Eric Meyer. Photo (cc) by Sam Bailey / Kansas Reflector

How stunningly authoritarian was a police raid on a newspaper office in Marion, Kansas? Here’s an indication: When independent media reporter Brian Stelter posted about it Friday night on the Platform Formerly Known as Twitter, among those responding was Maria Ressa, the Filipino journalist who won the 2021 Nobel Peace Prize for her courageous resistance to her own country’s authoritarian regime.

“It’s happening to you now … death by a thousand cuts,” she wrote.

The shocking raid, conducted Friday afternoon, was aimed at seizing computers, cellphones and other materials from the Marion County Record, whose owner and publisher, Eric Meyer, is a former journalist for the Milwaukee Journal and a former journalism professor at the University of Illinois. According to the Kansas Reflector, a nonprofit news outlet, the police action threatened Meyer’s ability to publish his paper — which, after all, may have been the point.

Meyer told the Reflector that the authorities were trying to send him a message: “Mind your own business or we’re going to step on you.”

What’s especially weird about all of this is that involved a rather quotidian matter. The Reflector has been reporting on a restaurant owner who did not have a driver’s license and had been convicted of drunken driving, thus threatening her catering business. According to the Record’s own coverage of the raid, officers descended on the Record’s office as well as Meyer’s home, where they seized technology used by his 98-year-old mother to watch television and photographed Eric Meyer’s personal financial documents.
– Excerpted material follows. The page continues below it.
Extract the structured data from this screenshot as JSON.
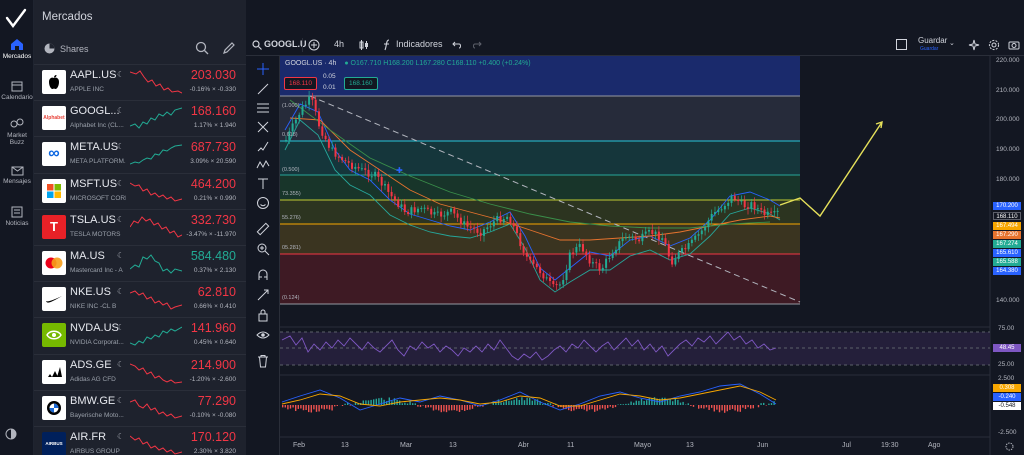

The home of a vice mayor was targeted as well.

The Reflector’s journalism is licensed under Creative Commons, and news outlets are free to republish it. Below is the full story:

Police stage ‘chilling’ raid on Marion County newspaper, seizing computers, records and cellphones

By Sherman Smith, Sam Bailey, Rachel Mipro and Tim Carpenter | Aug. 11, 4:15 p.m.

MARION — In an unprecedented raid Friday, local law enforcement seized computers, cellphones and reporting materials from the Marion County Record office, the newspaper’s reporters, and the publisher’s home.

Eric Meyer, owner and publisher of the newspaper, said police were motivated by a confidential source who leaked sensitive documents to the newspaper, and the message was clear: “Mind your own business or we’re going to step on you.”

The city’s entire five-officer police force and two sheriff’s deputies took “everything we have,” Meyer said, and it wasn’t clear how the newspaper staff would take the weekly publication to press Tuesday night.

The raid followed news stories about a restaurant owner who kicked reporters out of a meeting last week with U.S. Rep. Jake LaTurner, and revelations about the restaurant owner’s lack of a driver’s license and conviction for drunken driving.